Can the Warsaw meeting on the Middle East produce results?
By Aljosa Milenkovic

A two-day U.S.-sponsored international conference on "peace and security" in the Middle East got underway in Warsaw, Poland this Wednesday.

While dozens of countries have sent representatives to Warsaw, many important players are not there, either because they weren't invited or declined to go. Many believe this is due to the meeting's agenda and in particular its focus on Iran.

The U.S. has sent its political heavyweights, led by Vice President Mike Pence, followed by the Secretary of State Mike Pompeo, U.S. President's Senior Adviser Jared Kushner and Special Representative for International Negotiations Jason Greenblatt.

A lot of other dignitaries came to Warsaw as well, including Israeli Prime Minister Benjamin Netanyahu. But also, many were absent, with maybe the biggest void in the U.S.-led block being the European Union (EU) countries and the EU itself.

Those were represented mostly by the diplomats of lower levels, but that didn't deter the U.S. in pushing forward with the meeting, particularly because they wanted to broaden the goals of their delegation to strengthening the ties with Eastern European countries, particularly with Poland.

Participants pose for family photo at the Middle East conference at the Royal Castle in Warsaw, Poland, February 13, 2019. /VCG Photo

Participants pose for family photo at the Middle East conference at the Royal Castle in Warsaw, Poland, February 13, 2019. /VCG Photo

That's why as soon as he landed at Warsaw Airport, Pence visited the joint Polish-American military base on the outskirts of Warsaw, together with Polish leader, Andrzej Duda.

The two were present at the signing of the agreement for Poland's purchase of over 400 million U.S. dollars' worth of multiple rocket launcher systems from the U.S., after which Pence explained Washington's vision of "Pax Americana" to the U.S. and Polish soldiers present.

"Just in the past two years, President Trump signed the largest investment in our national defense since the final days of the cold war. We released a national security strategy, advancing peace across the wider world, as well. Peace through American strength and the strength of strong alliances with freedom-loving nations around the world," Pence said.

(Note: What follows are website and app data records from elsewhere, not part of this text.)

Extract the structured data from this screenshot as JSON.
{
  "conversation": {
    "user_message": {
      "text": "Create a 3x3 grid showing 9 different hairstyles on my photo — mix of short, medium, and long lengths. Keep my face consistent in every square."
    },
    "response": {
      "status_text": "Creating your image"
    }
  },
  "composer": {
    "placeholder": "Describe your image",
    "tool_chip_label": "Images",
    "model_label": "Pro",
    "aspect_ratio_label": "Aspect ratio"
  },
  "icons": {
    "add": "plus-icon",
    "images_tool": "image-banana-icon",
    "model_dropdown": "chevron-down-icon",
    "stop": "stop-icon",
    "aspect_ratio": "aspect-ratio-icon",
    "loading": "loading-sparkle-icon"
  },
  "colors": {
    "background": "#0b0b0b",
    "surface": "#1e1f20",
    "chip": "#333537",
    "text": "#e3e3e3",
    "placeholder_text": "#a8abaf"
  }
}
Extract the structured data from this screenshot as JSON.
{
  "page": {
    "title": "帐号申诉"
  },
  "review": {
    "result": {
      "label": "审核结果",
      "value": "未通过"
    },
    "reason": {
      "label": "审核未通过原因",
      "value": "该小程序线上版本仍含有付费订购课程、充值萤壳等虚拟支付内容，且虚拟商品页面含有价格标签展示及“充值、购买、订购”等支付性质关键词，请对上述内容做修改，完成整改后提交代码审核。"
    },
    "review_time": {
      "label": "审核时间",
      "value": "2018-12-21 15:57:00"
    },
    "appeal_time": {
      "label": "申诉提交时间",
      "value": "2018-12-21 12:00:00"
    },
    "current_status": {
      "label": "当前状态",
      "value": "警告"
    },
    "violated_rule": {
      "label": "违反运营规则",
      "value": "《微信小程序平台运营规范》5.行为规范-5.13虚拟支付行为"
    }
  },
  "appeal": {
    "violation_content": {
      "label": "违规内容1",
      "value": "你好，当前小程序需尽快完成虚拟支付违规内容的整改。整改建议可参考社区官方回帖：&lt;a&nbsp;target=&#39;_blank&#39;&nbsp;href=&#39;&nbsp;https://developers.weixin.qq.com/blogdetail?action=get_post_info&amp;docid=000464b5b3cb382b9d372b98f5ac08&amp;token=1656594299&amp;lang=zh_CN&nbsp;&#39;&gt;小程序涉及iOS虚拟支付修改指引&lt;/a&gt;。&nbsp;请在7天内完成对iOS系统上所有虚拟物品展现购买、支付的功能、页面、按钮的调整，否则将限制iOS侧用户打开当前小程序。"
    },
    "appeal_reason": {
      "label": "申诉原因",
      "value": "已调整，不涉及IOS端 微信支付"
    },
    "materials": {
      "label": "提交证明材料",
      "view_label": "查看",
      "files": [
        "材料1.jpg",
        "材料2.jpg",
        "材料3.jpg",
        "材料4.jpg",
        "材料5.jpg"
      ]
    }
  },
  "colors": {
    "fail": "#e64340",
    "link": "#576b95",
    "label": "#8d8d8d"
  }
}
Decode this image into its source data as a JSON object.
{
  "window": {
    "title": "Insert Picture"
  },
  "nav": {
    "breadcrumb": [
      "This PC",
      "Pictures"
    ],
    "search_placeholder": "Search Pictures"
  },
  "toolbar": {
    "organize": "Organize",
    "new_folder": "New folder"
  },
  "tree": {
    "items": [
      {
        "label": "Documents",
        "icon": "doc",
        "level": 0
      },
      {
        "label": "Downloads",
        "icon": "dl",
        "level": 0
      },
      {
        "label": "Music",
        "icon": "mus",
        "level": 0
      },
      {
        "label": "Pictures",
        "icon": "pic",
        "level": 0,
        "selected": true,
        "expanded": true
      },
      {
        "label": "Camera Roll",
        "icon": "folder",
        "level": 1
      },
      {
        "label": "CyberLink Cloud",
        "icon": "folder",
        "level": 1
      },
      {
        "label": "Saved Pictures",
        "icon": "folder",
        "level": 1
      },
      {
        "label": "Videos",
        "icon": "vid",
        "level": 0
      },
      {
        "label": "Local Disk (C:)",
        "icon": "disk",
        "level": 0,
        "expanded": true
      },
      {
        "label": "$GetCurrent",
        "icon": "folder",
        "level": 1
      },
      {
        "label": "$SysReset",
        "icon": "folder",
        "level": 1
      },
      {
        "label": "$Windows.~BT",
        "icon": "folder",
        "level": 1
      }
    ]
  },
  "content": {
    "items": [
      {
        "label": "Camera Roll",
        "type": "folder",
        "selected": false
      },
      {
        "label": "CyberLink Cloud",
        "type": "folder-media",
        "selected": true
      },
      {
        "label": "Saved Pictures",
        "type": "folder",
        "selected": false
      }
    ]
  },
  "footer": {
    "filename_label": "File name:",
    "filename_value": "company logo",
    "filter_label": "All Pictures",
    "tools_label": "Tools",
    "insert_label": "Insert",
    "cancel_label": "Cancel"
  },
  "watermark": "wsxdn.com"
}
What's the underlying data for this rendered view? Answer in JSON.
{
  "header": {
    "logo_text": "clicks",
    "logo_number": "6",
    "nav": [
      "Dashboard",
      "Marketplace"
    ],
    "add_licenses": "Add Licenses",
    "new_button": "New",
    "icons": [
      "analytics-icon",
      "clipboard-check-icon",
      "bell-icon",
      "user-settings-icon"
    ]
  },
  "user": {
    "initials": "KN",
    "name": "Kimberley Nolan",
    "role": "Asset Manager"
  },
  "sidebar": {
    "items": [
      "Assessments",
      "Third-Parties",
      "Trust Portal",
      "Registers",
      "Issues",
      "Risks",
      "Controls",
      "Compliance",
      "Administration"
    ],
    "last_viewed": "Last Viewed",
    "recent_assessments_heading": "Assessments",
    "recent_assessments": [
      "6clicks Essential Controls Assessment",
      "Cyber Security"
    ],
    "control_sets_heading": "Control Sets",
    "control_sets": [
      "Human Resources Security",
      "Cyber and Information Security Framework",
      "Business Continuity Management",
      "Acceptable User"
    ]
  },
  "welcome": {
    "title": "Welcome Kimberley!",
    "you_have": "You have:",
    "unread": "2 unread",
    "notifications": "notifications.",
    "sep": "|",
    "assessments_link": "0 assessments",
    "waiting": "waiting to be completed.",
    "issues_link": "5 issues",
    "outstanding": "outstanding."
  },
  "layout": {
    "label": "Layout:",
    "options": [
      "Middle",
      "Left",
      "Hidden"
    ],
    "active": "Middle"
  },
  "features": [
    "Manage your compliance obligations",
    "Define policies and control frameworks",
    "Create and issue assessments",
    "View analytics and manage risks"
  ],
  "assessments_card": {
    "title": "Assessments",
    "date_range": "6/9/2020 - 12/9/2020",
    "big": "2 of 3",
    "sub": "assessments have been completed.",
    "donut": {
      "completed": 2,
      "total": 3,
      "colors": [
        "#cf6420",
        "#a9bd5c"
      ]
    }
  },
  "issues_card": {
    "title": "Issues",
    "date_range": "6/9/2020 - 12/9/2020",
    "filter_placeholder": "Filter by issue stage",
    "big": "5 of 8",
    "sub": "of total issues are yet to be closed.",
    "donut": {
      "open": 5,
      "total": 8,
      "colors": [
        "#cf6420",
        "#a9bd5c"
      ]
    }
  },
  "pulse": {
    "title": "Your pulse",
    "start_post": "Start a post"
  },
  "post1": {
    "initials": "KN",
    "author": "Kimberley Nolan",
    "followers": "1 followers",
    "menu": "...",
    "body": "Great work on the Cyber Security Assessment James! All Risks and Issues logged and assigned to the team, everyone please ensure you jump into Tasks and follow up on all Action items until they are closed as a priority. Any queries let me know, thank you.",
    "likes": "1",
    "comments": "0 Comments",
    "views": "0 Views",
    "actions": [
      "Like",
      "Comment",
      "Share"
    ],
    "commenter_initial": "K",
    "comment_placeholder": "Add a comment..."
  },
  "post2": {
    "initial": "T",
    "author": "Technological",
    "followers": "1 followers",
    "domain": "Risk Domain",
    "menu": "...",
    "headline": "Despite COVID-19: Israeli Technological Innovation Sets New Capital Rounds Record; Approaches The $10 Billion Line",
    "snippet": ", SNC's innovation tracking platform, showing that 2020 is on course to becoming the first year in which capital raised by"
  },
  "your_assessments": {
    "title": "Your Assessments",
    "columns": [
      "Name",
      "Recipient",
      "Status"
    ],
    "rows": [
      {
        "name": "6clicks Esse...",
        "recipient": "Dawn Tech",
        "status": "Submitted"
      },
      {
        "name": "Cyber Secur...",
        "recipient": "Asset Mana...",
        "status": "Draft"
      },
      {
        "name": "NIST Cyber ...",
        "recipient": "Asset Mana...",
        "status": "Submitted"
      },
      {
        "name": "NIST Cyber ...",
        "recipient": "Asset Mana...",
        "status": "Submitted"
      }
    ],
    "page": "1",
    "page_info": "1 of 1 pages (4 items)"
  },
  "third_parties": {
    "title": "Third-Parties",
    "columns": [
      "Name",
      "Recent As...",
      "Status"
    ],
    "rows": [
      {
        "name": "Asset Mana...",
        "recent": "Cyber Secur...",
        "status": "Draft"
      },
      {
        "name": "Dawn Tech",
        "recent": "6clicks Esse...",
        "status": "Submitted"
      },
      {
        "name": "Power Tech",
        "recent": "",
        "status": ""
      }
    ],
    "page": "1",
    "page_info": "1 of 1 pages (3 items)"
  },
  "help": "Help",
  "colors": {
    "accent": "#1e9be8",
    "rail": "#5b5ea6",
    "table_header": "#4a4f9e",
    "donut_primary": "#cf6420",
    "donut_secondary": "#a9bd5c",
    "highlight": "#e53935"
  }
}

But it's not all roses

The agenda of the conference sparked a lot of controversies before it began, even in the host country.

"There has been a growing opposition towards this conference, so much so, that just before word of the venue became public, Poland's deputy foreign minister was sent to Iran in order, let's say to appease the Iranian establishment,” Antoni Jakubowski from the Center for Polish-Asian Studies said.

But Tehran wasn't concerned. In fact, Iranian Foreign Minister Mohammad Zarif quickly dismissed the whole conference as a charade, speaking to the journalists in Tehran on Wednesday.

“I don't think it can do anything. It's another attempt by the United States to pursue its obsession with Iran, that is not well-founded and I think the fact that they're not even aiming to produce any agreed text, rather they are just attempting to make a statement by themselves on behalf of everybody indicates that they don't even believe it's a serious affair,” Zarif said.

In the meantime, the conference's real work begins on Thursday, as that is when the closed door meeting start.

However, the true worth of the conference will be difficult to quantify, considering the absence of so many key players, from Turkey, Iran and Lebanon in the region, to more global powers like China and Russia.